By Lisa Johnston
New products on display at the American International Toy Fair, held in N
TWICE: Can you identify the single largest challenge facing the imaging industry as we move into the holidays?
Phil Lubell, Sony: I think one of the challenges, which is not unique to any category, is for the manufacturers and retailers to get credit for some of the features that are now in cameras that improve the consumer experience. Obviously, physical design and style are easy things to get credit for on a retail sales floor. But it's the things underneath, in the electronics and the software that both manufacturers and retailers need to get across to the end user.
Jerry Magee, Kodak: Similar to what Phil said, it's a question of how we can communicate our secondary and tertiary features. As people are buying their second- or third-time cameras, it gets harder to communicate that message especially when the retailers are asking for top three blocks. It's going to become harder for us to tailor our messaging to that need. It might become more specialized in terms of marketing and messaging to a smaller niche. And that's something that concerns us.
Steve Cordova, Samsung: I think the single largest challenge for us is market saturation. And I think statistics clearly indicate that we're about 70 percent right now. Most people already own a digital camera. So I think the age of the early adopter is more than past. I think what this means is that the manufacturers and retailers need to continue to provide consumers new and compelling reasons to buy a digital camera.
David Lee, Nikon: The digital camera market has been fairly resilient so far. We see one of the biggest challenges out there is the price compression. Keeping manufacturers and retailers profitable will probably be one of the biggest challenges as the market starts to peak and we try to deliver more and more features to the consumer.
John Maciag, Olympus: We think that understanding the consumer is the key challenge. It will be key to having a successful next 12 months, and specifically key for this holiday season. The manufacturers and the retailers who succeed in understanding their consumer based on the fragmentation and segmentation of the market as it's going through right now, will be those who are successful. And certainly products that are innovative, that have pioneering features, will be those that will be well accepted by both the retailer and the consumers.
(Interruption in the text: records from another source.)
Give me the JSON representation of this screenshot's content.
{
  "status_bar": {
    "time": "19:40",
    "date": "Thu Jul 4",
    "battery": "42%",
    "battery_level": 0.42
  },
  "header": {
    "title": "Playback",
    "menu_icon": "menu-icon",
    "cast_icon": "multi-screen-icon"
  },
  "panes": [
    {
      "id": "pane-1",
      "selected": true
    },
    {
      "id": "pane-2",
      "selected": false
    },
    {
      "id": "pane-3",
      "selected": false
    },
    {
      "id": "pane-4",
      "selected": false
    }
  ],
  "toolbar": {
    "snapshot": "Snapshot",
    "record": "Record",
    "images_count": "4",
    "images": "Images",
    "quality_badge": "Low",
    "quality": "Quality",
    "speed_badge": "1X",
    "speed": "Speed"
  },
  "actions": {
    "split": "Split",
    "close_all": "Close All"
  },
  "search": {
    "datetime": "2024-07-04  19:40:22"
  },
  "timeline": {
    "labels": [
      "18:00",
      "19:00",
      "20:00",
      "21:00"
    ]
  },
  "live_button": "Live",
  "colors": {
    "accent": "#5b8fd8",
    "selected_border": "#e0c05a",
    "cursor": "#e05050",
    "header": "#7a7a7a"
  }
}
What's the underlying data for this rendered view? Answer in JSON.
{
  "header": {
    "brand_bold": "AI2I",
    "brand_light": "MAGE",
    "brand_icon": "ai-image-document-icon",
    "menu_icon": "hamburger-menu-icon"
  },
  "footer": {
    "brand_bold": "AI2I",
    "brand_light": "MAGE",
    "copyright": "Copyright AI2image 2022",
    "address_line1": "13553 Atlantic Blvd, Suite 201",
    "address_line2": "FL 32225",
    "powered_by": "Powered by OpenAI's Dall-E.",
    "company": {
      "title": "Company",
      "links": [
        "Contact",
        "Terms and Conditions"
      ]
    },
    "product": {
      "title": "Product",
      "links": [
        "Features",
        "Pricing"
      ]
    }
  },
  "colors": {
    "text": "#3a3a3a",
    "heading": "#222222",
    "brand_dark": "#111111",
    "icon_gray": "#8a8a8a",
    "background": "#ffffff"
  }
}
Darin Pepple, Fujifilm: I think [the biggest challenge] is the average unit price and the sheer volume of models that are compressing prices. It's really making it difficult to compete. And there are many more manufacturers now willing to compete at lower prices. And the ability to educate the consumers then at those lower price points as to the features and benefits of the cameras, and to what they should be looking for, becomes very difficult. You have the top three basic issues that you have to try and communicate within a very short time.
Ross Rubin, The NPD Group: The set of features that are driving the market now are not necessarily easy to communicate as a pure megapixel message. But I think what it adds up to is really mind share, particularly for the holiday season, and particularly in a gift-giving scenario, there's competition with other categories, particularly for small portable electronics.
This TWICE webinar, hosted by senior editor Alan Wolf, will take a look at what may be the hottest CE products at retail that will be sold during the all-important fourth quarter. Top technologies, market strategies and industry trends will be discussed with industry analysts and executives.